    CD: How would you rate Australia’s response to the challenges of climate change?

    SM: It is not appropriate for me to comment on the politics of climate change. But I will say that the research I see emanating from organisations such as CSIRO, the Australian Academy of Science and the Bureau of Meteorology continues to demonstrate the relationship between carbon dioxide emissions and global warming. The science appears to me to be quite clear cut on this point.

    Both political parties have shown a willingness to tackle the issue, but there’s little time to wait. And, most importantly, I appreciate the importance for Australia of retaining a strong element of international competitiveness and acknowledge that we’re a tiny polluter globally (although massive on a per capita basis). But as a prosperous country, we must be a leader in this space, not a freeloader.

    CD: You retired as founding president of the Australian Takeovers Panel in 2010. Do you expect a pick-up in mergers and acquisitions (M&A) activity in the next 12 months?

    SM: As an investment banker, I see a present scenario that should lead to enhanced M&A activity. Certainly, our largest companies are historically undergeared, which means they will have to invest that surplus cash in acquisitions or give it back to shareholders. I expect more Australian companies to make offshore takeovers, given that the Australian Competition and Consumer Commission (ACCC) has made domestic consolidation much harder in recent times. The high Australian dollar also supports this.

    CD: Where do boards that receive takeover approaches go wrong?

    SM: Companies that receive an informal takeover approach should have a very strong reason if they choose not to disclose it to the market. The days of boards meeting a potential suitor, and keeping it quiet if the transaction does not proceed, are long gone, in my opinion. Shareholders have a right to know if somebody wants to buy their company.

    CD: You were chairman of accounting software group MYOB when it was taken over by a US private equity firm. How did you find that experience?

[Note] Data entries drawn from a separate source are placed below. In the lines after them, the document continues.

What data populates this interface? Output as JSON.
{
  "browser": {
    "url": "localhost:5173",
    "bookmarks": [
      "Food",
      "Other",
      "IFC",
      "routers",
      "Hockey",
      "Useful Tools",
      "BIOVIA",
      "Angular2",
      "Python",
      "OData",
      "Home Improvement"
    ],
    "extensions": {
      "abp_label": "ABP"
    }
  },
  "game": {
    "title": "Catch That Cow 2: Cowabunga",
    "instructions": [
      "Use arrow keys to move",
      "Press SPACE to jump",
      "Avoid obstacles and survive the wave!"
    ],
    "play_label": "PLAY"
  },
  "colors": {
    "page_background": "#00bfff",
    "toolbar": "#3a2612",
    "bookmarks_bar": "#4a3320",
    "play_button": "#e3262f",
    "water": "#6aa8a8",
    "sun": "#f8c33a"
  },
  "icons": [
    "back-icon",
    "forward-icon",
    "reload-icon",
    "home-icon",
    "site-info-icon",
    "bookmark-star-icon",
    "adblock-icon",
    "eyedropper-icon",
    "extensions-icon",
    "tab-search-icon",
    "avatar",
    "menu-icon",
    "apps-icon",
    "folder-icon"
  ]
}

    SM: MYOB was and remains a wonderful company. It has its own intellectual property and has enjoyed numerous growth options beyond its original legacy product. Directors are always supposed to be selfless when it comes to takeovers, to do what is best for shareholders, even if that means losing their board seats. I now know that is easier said than done. I really enjoyed chairing MYOB; it was the only listed-company board seat I had allowed myself to have. It was unfortunate to see MYOB sold at the bottom of the global financial crisis but the price was a very good one at the time and our institutional shareholders were happy with the transaction.

    CD: You were diagnosed with multiple sclerosis 10 years ago. How has that affected you?

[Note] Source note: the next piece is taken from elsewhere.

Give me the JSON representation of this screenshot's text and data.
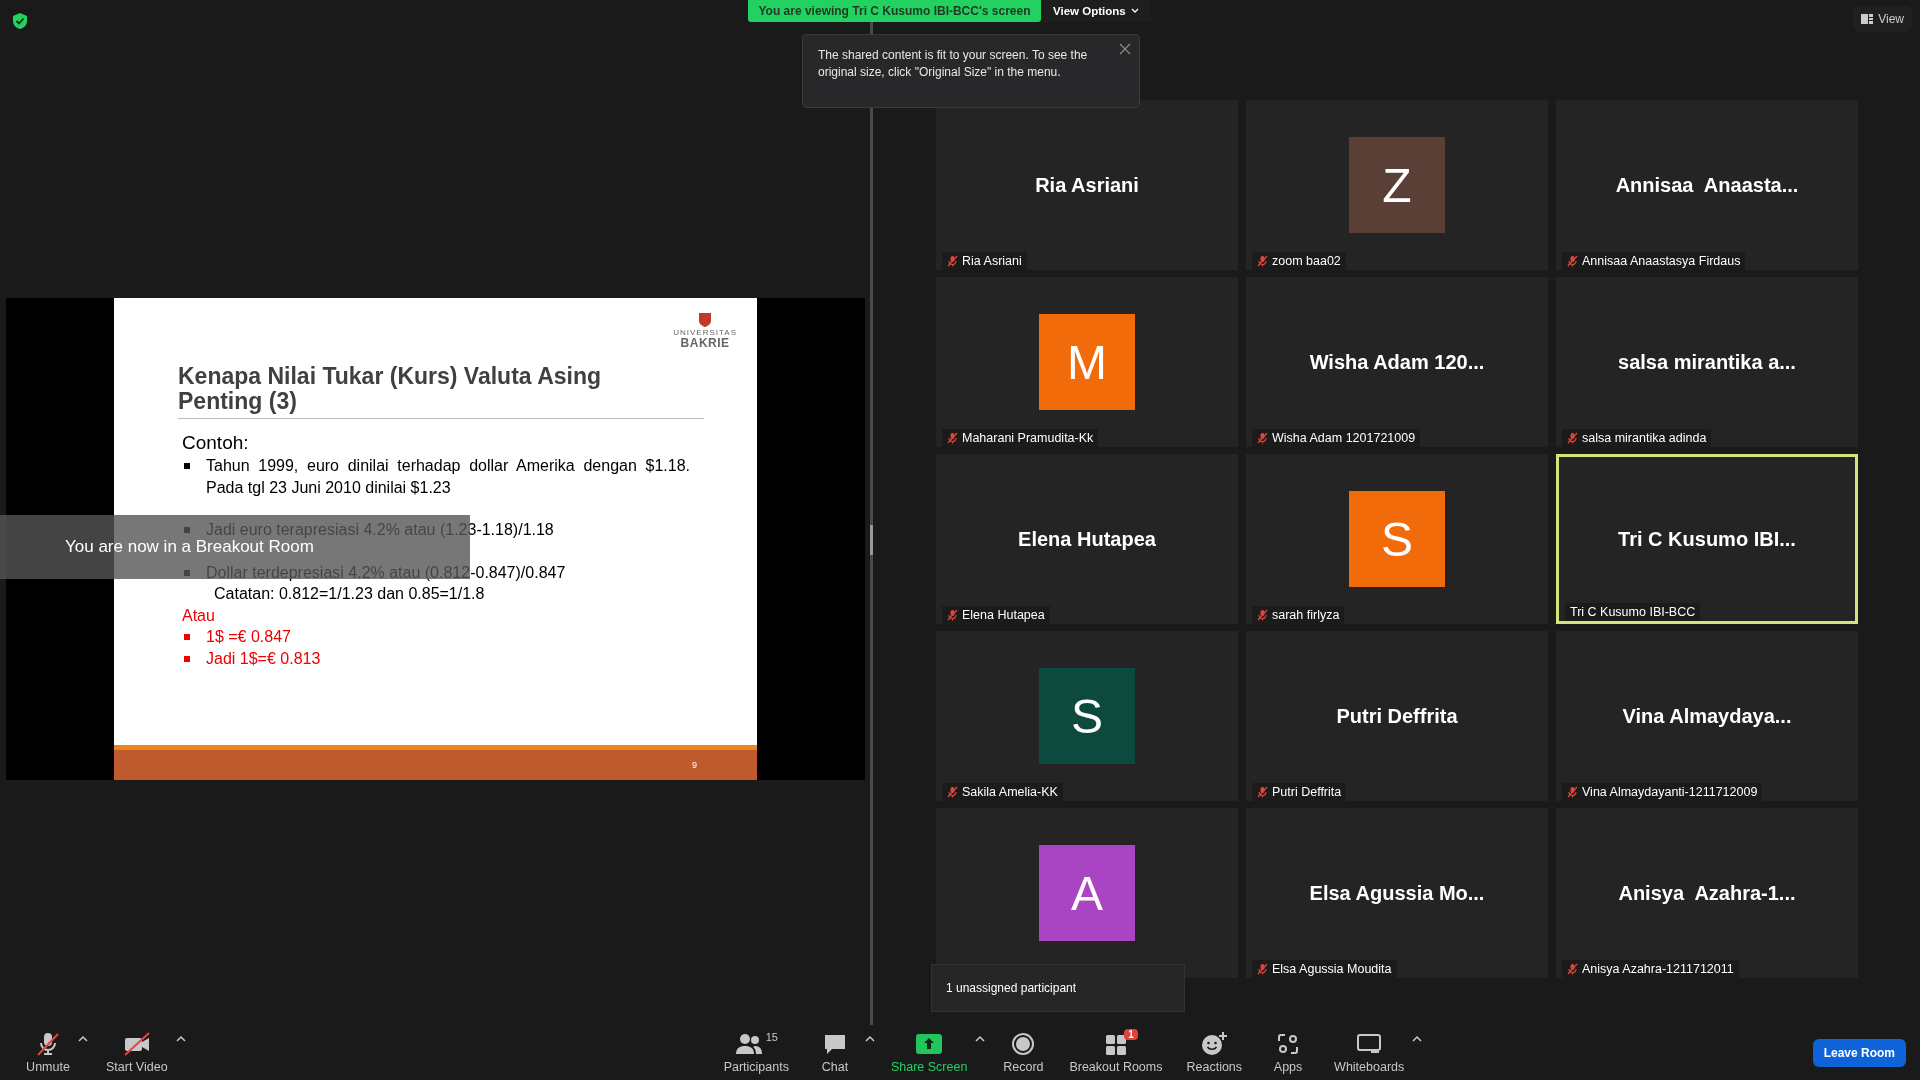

    SM: I don’t talk a lot publicly about my condition. It is not that I’m trying to hide anything. It’s just that there are a lot of people with MS much worse off than me. I hardly notice my MS these days. I was diagnosed with it 10 years ago and the first few episodes I had were somewhat disturbing. But there have been positives too; being the founding chairman of MS Research Australia and watching the great research it is funding in this country has been very rewarding.

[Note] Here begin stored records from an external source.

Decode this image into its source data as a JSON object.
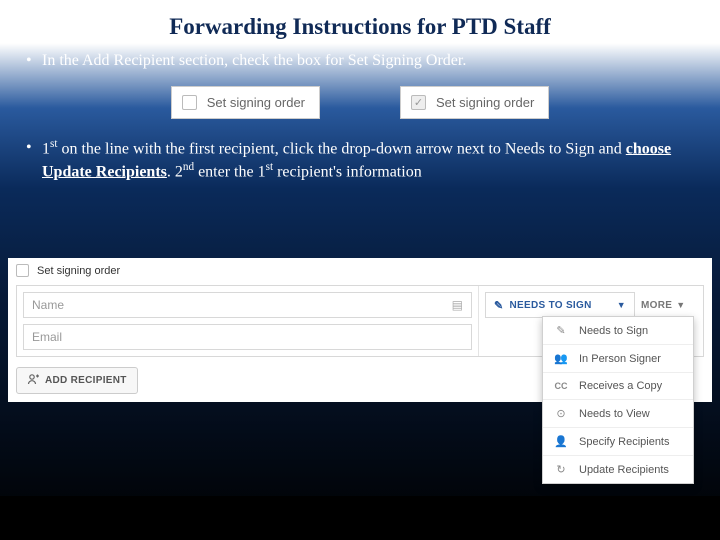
{
  "title": "Forwarding Instructions for PTD Staff",
  "bullets": {
    "b1": "In the Add Recipient section, check the box for Set Signing Order.",
    "b2_pre": "1",
    "b2_sup1": "st",
    "b2_mid1": "  on the line with the first recipient, click the drop-down arrow next to Needs to Sign and ",
    "b2_u": "choose Update Recipients",
    "b2_mid2": ". 2",
    "b2_sup2": "nd",
    "b2_mid3": " enter the 1",
    "b2_sup3": "st",
    "b2_end": " recipient's information"
  },
  "inset": {
    "unchecked_label": "Set signing order",
    "checked_label": "Set signing order"
  },
  "panel": {
    "set_order_label": "Set signing order",
    "name_placeholder": "Name",
    "email_placeholder": "Email",
    "needs_to_sign": "NEEDS TO SIGN",
    "more": "MORE",
    "add_recipient": "ADD RECIPIENT"
  },
  "dropdown": {
    "items": [
      {
        "icon": "✎",
        "label": "Needs to Sign"
      },
      {
        "icon": "👥",
        "label": "In Person Signer"
      },
      {
        "icon": "CC",
        "label": "Receives a Copy"
      },
      {
        "icon": "⊙",
        "label": "Needs to View"
      },
      {
        "icon": "👤",
        "label": "Specify Recipients"
      },
      {
        "icon": "↻",
        "label": "Update Recipients"
      }
    ]
  }
}
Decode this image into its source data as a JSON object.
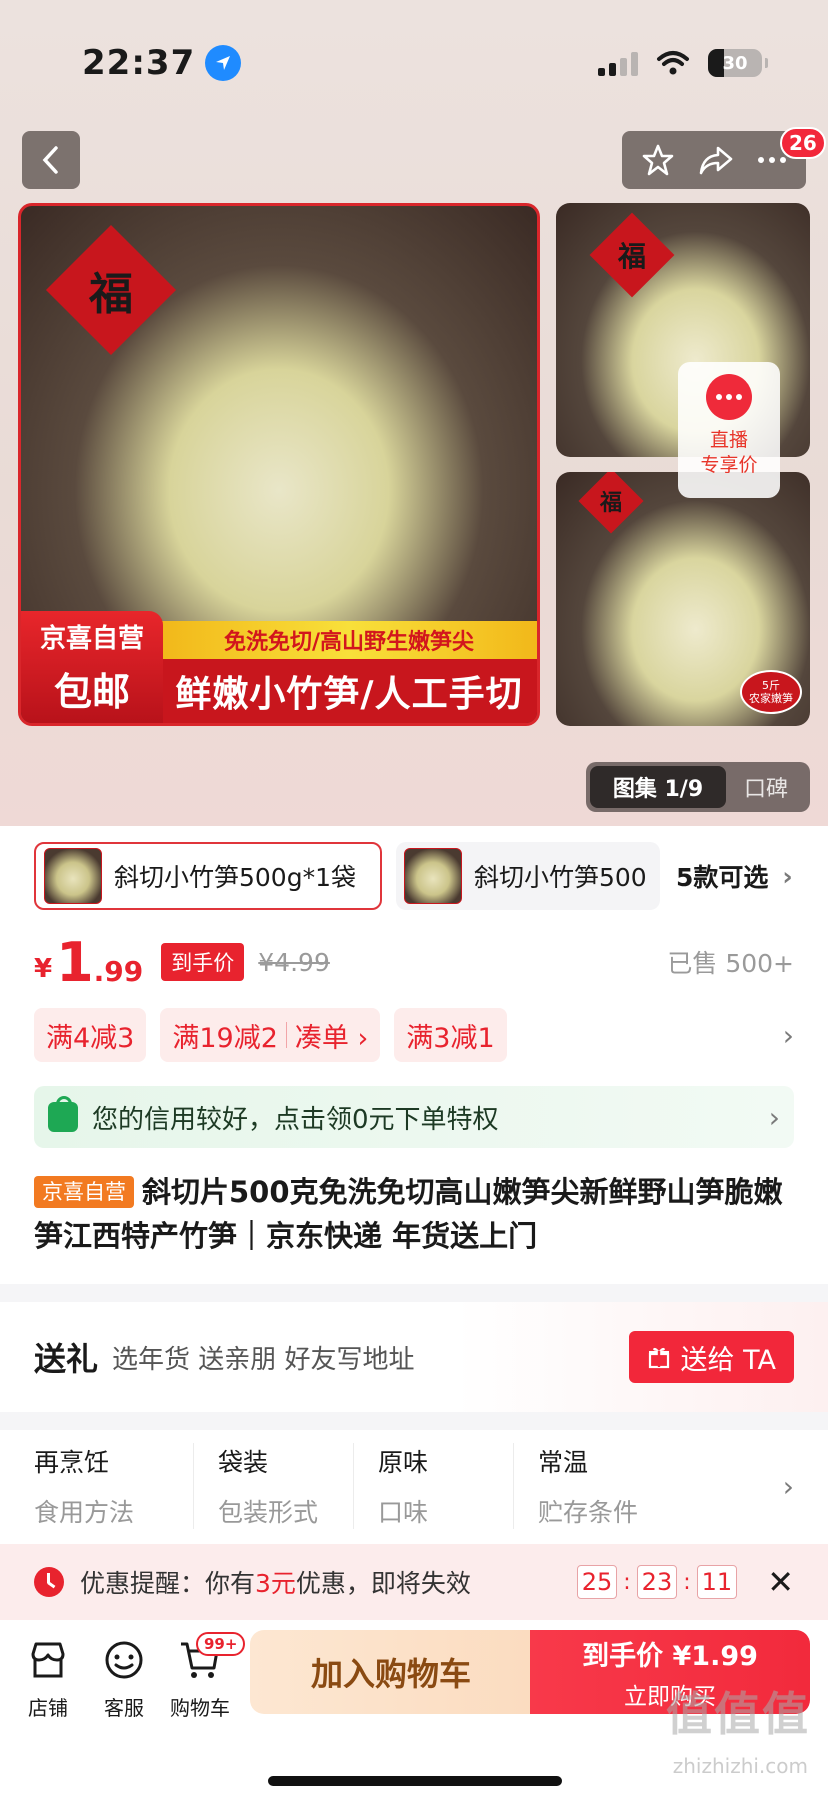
{
  "status": {
    "time": "22:37",
    "battery": "30"
  },
  "nav": {
    "cart_badge": "26"
  },
  "hero": {
    "main_badge_top": "京喜自营",
    "main_badge_bottom": "包邮",
    "yellow_banner": "免洗免切/高山野生嫩笋尖",
    "red_banner": "鲜嫩小竹笋/人工手切",
    "fu_char": "福",
    "live_label": "直播",
    "live_sub": "专享价",
    "stamp_top": "5斤",
    "stamp_bottom": "农家嫩笋",
    "gallery_active": "图集 1/9",
    "gallery_other": "口碑"
  },
  "variants": {
    "selected": "斜切小竹笋500g*1袋",
    "other": "斜切小竹笋500",
    "more": "5款可选"
  },
  "price": {
    "yen": "¥",
    "int": "1",
    "dec": ".99",
    "tag": "到手价",
    "original": "¥4.99",
    "sold": "已售 500+"
  },
  "coupons": [
    "满4减3",
    "满19减2",
    "凑单 ›",
    "满3减1"
  ],
  "credit_text": "您的信用较好，点击领0元下单特权",
  "title": {
    "tag": "京喜自营",
    "text": "斜切片500克免洗免切高山嫩笋尖新鲜野山笋脆嫩笋江西特产竹笋｜京东快递 年货送上门"
  },
  "gift": {
    "heading": "送礼",
    "sub": "选年货 送亲朋 好友写地址",
    "button": "送给 TA"
  },
  "attributes": [
    {
      "value": "再烹饪",
      "key": "食用方法"
    },
    {
      "value": "袋装",
      "key": "包装形式"
    },
    {
      "value": "原味",
      "key": "口味"
    },
    {
      "value": "常温",
      "key": "贮存条件"
    }
  ],
  "reminder": {
    "prefix": "优惠提醒：你有",
    "amount": "3元",
    "suffix": "优惠，即将失效",
    "h": "25",
    "m": "23",
    "s": "11"
  },
  "bottom": {
    "shop": "店铺",
    "service": "客服",
    "cart": "购物车",
    "cart_badge": "99+",
    "add_cart": "加入购物车",
    "buy_line1": "到手价 ¥1.99",
    "buy_line2": "立即购买"
  },
  "watermark": {
    "big": "值值值",
    "small": "zhizhizhi.com"
  },
  "colors": {
    "accent": "#e8232e",
    "brand_red": "#f2273a",
    "green": "#1ea854"
  }
}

    CD: Can we expect to see you break more world sailing records?

    SM: My syndicate has had to put its current world-record attempts on hold for a while as I work on my Australian of the Year duties. But hopefully we’ll be back trying to break the speed record again.

    CD: What else do you do to relax away from work?

    SM: Essendon Football Club is having a much better year and it’s also nice to get away from it all out in the bush or even out on the ocean.

    Latest news

    This is of of your complimentary pieces of content

    This is exclusive content.

    You have reached your limit for guest contents. The content you are trying to access is exclusive for AICD members. Please become a member for unlimited access.